At the end of the day, programmatic can be a great way to gather insights, build awareness and drive action. But like anything else, programmatic is better as one piece of a balanced media mix.

3.    Publisher direct buys help build brands.

Publisher direct buys represent the high-impact component of any digital media mix. The best performing programs typically require a brand to establish a sponsorship or partnership with a publisher. Digital components can be great extensions of a print or broadcast campaign, particularly for consumer publications like Real Simple and Southern Living and networks like HGTV. These digital ads create a second touch point that makes it easy for the user to click through to more relevant brand content.

Our team is incorporating more mobile components in publisher direct buys for our clients in the home and building sectors. Designers create mobile-friendly artwork, and marketers integrate components specific to digital. One example is mobile interstitial ads, full-screen ads that cover the host app in a seamless, natural way.

Most of our clients in the home category want to build their brand. Publisher direct marketing helps brands make a big splash and latch onto other brands their audience already trusts. Incorporating a digital component can also support the overall media buy; if you’re already buying print, adding a second layer can lower your ad rates across the board.

 4.    Digital media delivers measurable results.

Digital media gives marketers one thing they crave: immediate, measurable feedback. In a world where resources are limited and marketers have to answer tough questions about marketing strategies, digital media is a surefire way to build a knowledge base about the kinds of creative and messaging that move your prospects to action, e.g., reading an article, signing up for an e-blast or purchasing a product. Traditional media, while crucial, can take longer to produce measurable results. 

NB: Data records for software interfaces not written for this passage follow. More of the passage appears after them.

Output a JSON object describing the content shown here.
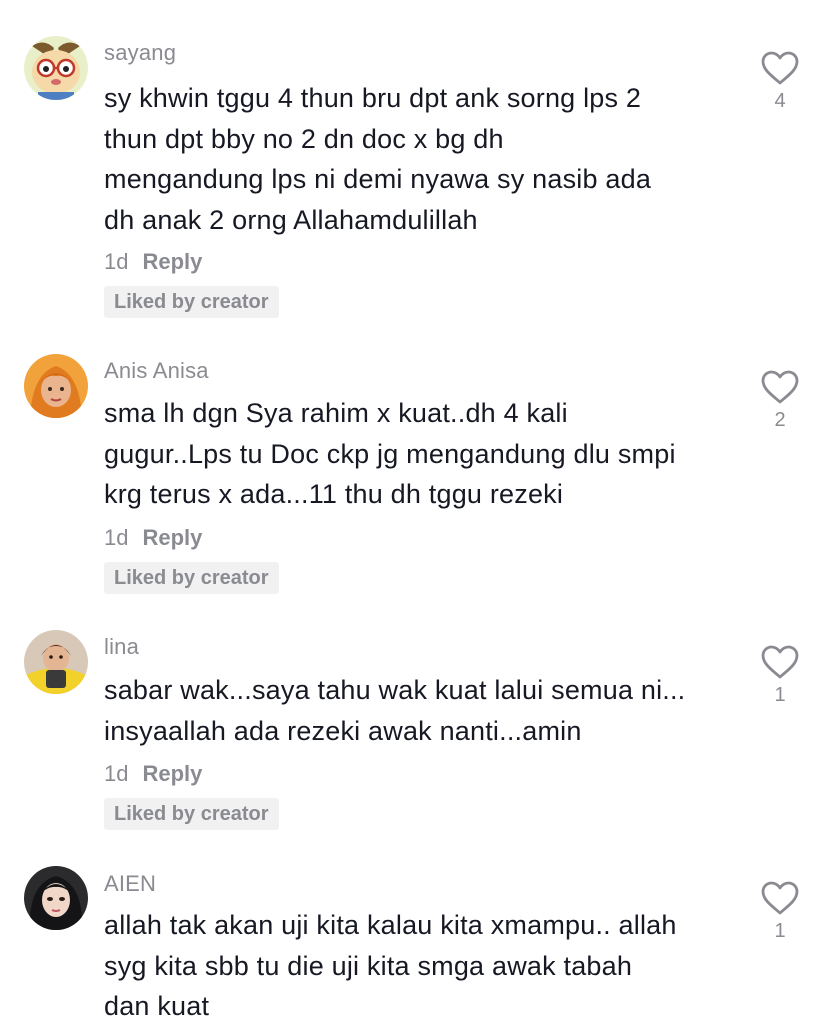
{
  "comments": [
    {
      "username": "sayang",
      "text_lines": [
        "sy khwin tggu 4 thun bru dpt ank sorng lps 2",
        "thun dpt bby no 2 dn doc x bg dh",
        "mengandung lps ni demi nyawa sy nasib ada",
        "dh anak 2 orng Allahamdulillah"
      ],
      "time": "1d",
      "reply_label": "Reply",
      "liked_badge": "Liked by creator",
      "likes": "4",
      "avatar_icon": "cartoon-avatar-icon",
      "colors": {
        "avatar_bg": "#e9efc9"
      }
    },
    {
      "username": "Anis Anisa",
      "text_lines": [
        "sma lh dgn Sya rahim x kuat..dh 4 kali",
        "gugur..Lps tu Doc ckp jg mengandung dlu smpi",
        "krg terus x ada...11 thu dh tggu rezeki"
      ],
      "time": "1d",
      "reply_label": "Reply",
      "liked_badge": "Liked by creator",
      "likes": "2",
      "avatar_icon": "user-photo-icon",
      "colors": {
        "avatar_bg": "#f2a23a"
      }
    },
    {
      "username": "lina",
      "text_lines": [
        "sabar wak...saya tahu wak kuat lalui semua ni...",
        "insyaallah ada rezeki awak nanti...amin"
      ],
      "time": "1d",
      "reply_label": "Reply",
      "liked_badge": "Liked by creator",
      "likes": "1",
      "avatar_icon": "user-photo-icon",
      "colors": {
        "avatar_bg": "#d8c8b8"
      }
    },
    {
      "username": "AIEN",
      "text_lines": [
        "allah tak akan uji kita kalau kita xmampu.. allah",
        "syg kita sbb tu die uji kita smga awak tabah",
        "dan kuat"
      ],
      "likes": "1",
      "avatar_icon": "user-photo-icon",
      "colors": {
        "avatar_bg": "#2b2b2e"
      }
    }
  ],
  "colors": {
    "text": "#161823",
    "secondary": "#8a8b91",
    "badge_bg": "#f1f1f2"
  },
  "icons": {
    "like": "heart-outline-icon"
  }
}
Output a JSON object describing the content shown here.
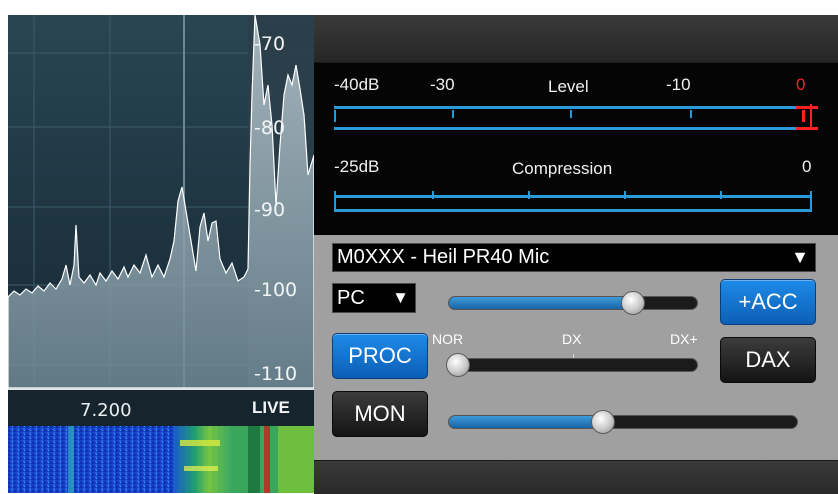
{
  "spectrum": {
    "db_scale": [
      "-70",
      "-80",
      "-90",
      "-100",
      "-110"
    ],
    "frequency": "7.200",
    "live_label": "LIVE"
  },
  "meters": {
    "level": {
      "left_label": "-40dB",
      "mid_label": "-30",
      "title": "Level",
      "right_label": "-10",
      "max_label": "0"
    },
    "compression": {
      "left_label": "-25dB",
      "title": "Compression",
      "max_label": "0"
    }
  },
  "controls": {
    "mic_profile": "M0XXX - Heil PR40 Mic",
    "dropdown_arrow": "▼",
    "mic_input": "PC",
    "acc_button": "+ACC",
    "proc_button": "PROC",
    "dax_button": "DAX",
    "mon_button": "MON",
    "proc_labels": {
      "nor": "NOR",
      "dx": "DX",
      "dxplus": "DX+"
    },
    "mic_level": 0.76,
    "proc_setting": 0.0,
    "mon_level": 0.44
  },
  "colors": {
    "accent_blue": "#1a87e6",
    "meter_blue": "#2a9bd6",
    "peak_red": "#ff2020",
    "panel_gray": "#a0a0a0"
  }
}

If you can diversify the budget for your media buy, digital media can be a great way to develop insights about your audience, even if you believe traditional media is already working for your brand. But digital is also a great way to get into the fold; the price of entry is relatively low, and measurable results can help justify additional marketing dollars. 

 5.    We still need bricks and mortar.

If the internet were going to drive physical stores to extinction, it would have already succeeded. Even the most popular apps aren’t exactly taking the world by storm. Digital marketing is held back by its own limitations; no matter how many bells and whistles brands incorporate into the online user experience, customers ultimately have to touch and feel some products before they will purchase them. Most shoppers want to sit on the sofa or lie on the bed or hold the power tool in their hands.

But an interior designer still wants to curate ideas while walking through a customer’s home. A construction manager still wants to access technical information from the field. And no matter how different the world looks 50 years from now, the marketer’s role will still be to connect audiences with stories and experiences and serve up the right content, in the right place, at the right time, to the right people when they’re thinking about that topic. The brands that succeed will be those that let their audience and its needs guide them, rather than any single communication trend. 

You might also be interested in: 

Are Apps the New Main Course?

Is Digital Advertising the New 800-Pound Gorilla?

How to Write Effective Paid Search Ads